Try it
List the lines of this listing that hold the word "chevron".

Source data
=== Begin Enclosure ===
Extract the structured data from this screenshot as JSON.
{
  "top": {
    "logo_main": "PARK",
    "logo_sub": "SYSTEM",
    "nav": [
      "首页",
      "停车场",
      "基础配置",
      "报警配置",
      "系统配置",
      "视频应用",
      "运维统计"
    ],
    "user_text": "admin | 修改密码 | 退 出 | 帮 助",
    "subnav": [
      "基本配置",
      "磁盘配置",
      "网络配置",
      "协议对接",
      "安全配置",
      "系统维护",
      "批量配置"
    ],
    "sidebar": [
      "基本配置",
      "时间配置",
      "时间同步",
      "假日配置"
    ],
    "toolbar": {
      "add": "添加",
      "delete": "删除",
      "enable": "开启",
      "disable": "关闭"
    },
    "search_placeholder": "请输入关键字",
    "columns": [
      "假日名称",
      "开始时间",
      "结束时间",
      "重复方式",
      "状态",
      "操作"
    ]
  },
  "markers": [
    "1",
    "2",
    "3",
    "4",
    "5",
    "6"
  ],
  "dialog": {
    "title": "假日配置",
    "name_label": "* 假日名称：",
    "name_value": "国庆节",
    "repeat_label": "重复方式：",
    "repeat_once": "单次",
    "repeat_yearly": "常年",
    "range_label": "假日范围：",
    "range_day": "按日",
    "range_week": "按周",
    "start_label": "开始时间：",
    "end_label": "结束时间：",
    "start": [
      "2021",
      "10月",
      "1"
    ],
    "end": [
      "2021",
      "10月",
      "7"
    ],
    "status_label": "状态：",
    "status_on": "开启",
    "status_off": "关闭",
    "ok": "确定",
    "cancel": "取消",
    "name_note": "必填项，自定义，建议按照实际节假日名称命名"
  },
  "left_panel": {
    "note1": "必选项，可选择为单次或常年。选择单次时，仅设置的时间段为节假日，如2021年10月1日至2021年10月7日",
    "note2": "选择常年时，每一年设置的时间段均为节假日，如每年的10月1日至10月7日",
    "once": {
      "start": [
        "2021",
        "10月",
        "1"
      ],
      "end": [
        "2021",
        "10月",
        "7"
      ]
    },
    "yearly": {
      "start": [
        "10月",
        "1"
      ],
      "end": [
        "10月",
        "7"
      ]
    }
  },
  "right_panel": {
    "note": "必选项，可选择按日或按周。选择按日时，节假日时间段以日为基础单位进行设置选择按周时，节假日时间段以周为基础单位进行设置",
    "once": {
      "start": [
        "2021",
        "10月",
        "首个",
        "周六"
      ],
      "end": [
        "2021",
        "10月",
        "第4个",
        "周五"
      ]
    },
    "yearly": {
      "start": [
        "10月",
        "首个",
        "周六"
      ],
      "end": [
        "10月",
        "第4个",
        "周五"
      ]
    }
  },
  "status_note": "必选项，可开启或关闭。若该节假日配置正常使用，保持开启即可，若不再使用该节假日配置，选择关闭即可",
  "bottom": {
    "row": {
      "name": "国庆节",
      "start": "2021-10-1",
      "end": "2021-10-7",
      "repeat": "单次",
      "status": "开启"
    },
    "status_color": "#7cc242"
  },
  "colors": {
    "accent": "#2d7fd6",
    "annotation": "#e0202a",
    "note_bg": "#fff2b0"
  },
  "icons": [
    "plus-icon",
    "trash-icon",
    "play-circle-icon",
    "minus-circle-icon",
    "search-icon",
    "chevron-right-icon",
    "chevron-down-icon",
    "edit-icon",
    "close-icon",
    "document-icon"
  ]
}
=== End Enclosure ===
Response area
    "chevron-right-icon",
    "chevron-down-icon",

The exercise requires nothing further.